Records supplied section start

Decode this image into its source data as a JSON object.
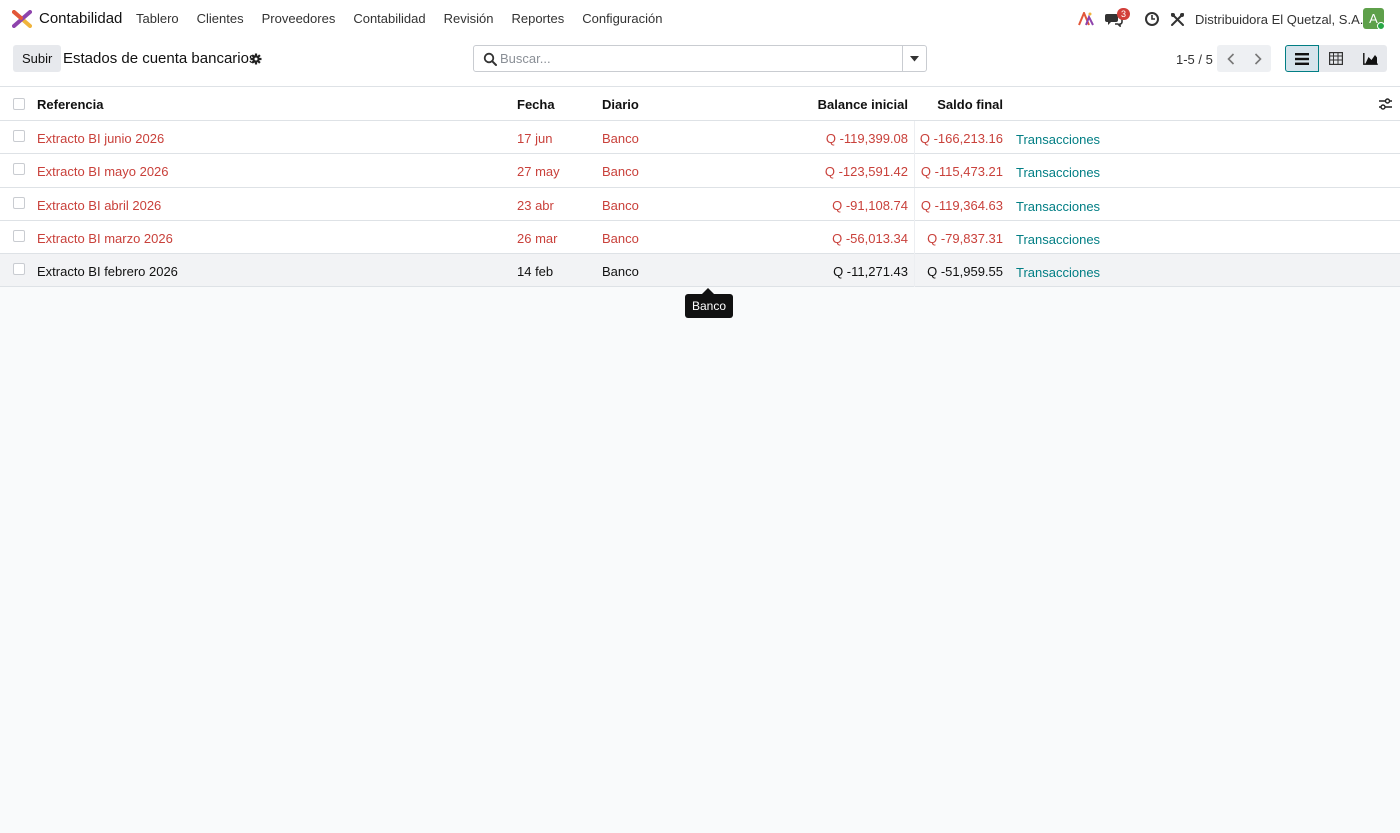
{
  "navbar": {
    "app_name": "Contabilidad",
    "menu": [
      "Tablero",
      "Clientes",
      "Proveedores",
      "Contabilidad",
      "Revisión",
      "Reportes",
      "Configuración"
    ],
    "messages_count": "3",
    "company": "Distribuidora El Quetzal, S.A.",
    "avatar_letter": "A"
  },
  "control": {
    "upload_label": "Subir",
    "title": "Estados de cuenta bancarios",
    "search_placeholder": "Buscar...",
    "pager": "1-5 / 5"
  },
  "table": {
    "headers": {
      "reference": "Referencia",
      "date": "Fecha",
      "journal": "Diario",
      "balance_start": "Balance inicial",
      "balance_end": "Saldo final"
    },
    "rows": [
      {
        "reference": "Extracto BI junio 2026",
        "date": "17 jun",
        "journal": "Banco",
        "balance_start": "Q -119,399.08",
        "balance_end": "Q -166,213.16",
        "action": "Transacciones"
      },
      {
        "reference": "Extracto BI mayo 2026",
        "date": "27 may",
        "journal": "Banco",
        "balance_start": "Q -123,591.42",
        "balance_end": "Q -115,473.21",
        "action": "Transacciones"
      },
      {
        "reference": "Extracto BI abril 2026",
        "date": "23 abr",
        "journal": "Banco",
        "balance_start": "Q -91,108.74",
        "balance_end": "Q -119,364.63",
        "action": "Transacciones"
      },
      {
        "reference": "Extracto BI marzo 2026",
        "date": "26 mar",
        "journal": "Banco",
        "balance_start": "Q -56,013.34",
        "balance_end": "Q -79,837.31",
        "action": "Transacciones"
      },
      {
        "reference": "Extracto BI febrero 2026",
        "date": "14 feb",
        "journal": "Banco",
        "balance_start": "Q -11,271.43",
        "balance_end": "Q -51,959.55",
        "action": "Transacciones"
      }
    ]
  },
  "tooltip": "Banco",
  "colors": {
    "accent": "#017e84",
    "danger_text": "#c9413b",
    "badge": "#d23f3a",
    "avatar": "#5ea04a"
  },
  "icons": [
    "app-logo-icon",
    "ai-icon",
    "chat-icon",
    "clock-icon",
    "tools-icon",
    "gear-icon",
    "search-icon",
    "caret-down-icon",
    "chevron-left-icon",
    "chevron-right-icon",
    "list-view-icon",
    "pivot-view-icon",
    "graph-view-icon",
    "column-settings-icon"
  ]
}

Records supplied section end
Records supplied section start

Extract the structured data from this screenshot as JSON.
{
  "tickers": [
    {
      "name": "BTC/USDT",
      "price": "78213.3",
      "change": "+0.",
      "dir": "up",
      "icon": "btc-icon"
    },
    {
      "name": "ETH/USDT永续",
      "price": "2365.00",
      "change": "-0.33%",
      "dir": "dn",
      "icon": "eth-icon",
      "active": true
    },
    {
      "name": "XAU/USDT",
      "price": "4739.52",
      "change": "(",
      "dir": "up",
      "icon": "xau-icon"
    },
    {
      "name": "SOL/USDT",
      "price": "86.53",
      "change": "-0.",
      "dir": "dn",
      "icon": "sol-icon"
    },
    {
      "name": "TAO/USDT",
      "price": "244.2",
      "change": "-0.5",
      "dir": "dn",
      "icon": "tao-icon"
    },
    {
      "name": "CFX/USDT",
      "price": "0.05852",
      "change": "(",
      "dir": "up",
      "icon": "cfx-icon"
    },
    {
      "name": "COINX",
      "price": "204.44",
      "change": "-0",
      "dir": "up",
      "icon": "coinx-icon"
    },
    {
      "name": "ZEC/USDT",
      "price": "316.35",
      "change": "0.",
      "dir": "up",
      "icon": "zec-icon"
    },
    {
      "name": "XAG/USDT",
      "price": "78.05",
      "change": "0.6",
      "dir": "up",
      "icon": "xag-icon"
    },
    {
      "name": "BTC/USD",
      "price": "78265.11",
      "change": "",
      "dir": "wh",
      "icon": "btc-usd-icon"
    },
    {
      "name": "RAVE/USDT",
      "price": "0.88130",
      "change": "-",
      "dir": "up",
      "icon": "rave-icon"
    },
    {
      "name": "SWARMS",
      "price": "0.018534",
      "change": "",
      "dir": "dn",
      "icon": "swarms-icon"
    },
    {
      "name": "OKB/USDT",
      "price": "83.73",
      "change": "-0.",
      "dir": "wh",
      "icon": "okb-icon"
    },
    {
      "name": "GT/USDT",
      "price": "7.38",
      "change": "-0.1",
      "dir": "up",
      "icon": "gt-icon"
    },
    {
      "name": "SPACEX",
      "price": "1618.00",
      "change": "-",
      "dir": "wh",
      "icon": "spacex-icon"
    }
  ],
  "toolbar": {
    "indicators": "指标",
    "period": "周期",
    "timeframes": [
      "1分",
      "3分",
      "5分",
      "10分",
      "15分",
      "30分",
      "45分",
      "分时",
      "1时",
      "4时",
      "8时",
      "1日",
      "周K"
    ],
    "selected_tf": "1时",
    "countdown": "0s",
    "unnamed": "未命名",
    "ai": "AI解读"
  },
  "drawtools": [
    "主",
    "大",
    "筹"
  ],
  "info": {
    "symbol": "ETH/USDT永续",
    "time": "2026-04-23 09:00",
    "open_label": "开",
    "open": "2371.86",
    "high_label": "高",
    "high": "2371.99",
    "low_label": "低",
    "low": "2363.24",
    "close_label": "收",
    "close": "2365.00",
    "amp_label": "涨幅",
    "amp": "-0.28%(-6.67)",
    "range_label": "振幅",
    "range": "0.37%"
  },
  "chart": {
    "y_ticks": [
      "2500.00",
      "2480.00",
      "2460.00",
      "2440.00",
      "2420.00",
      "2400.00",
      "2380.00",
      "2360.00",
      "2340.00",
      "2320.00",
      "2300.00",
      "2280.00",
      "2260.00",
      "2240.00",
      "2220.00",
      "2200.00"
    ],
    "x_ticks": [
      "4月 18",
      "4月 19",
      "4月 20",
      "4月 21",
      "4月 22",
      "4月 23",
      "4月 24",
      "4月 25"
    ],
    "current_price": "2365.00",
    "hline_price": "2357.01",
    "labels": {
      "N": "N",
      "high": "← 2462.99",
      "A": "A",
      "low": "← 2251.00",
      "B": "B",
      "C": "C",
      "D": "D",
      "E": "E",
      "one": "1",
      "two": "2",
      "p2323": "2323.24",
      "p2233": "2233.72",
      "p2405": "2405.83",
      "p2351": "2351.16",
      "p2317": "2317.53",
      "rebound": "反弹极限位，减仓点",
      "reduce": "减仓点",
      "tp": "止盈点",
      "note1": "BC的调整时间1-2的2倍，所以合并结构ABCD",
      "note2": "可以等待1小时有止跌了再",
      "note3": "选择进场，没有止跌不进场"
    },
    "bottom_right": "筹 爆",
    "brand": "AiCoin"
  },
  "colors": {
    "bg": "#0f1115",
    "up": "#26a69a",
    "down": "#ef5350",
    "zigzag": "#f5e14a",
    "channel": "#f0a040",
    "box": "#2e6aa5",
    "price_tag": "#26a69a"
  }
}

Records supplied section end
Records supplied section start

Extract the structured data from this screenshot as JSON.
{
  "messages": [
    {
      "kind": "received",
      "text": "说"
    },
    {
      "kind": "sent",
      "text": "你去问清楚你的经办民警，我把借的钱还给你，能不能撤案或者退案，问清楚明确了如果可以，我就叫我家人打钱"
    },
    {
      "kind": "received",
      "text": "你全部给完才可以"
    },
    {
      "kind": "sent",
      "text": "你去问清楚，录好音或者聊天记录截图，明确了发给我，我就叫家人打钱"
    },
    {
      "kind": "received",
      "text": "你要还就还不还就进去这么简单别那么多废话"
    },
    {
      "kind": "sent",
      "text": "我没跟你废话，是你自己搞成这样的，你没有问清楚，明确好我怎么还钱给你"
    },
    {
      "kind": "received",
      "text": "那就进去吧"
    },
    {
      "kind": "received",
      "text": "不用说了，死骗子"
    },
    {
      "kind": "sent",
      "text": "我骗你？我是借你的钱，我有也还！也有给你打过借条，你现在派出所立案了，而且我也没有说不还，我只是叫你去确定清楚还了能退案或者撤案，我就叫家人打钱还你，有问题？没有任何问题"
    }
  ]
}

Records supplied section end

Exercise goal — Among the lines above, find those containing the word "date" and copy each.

Answer —
      "date": "Fecha",
        "date": "17 jun",
        "date": "27 may",
        "date": "23 abr",
        "date": "26 mar",
        "date": "14 feb",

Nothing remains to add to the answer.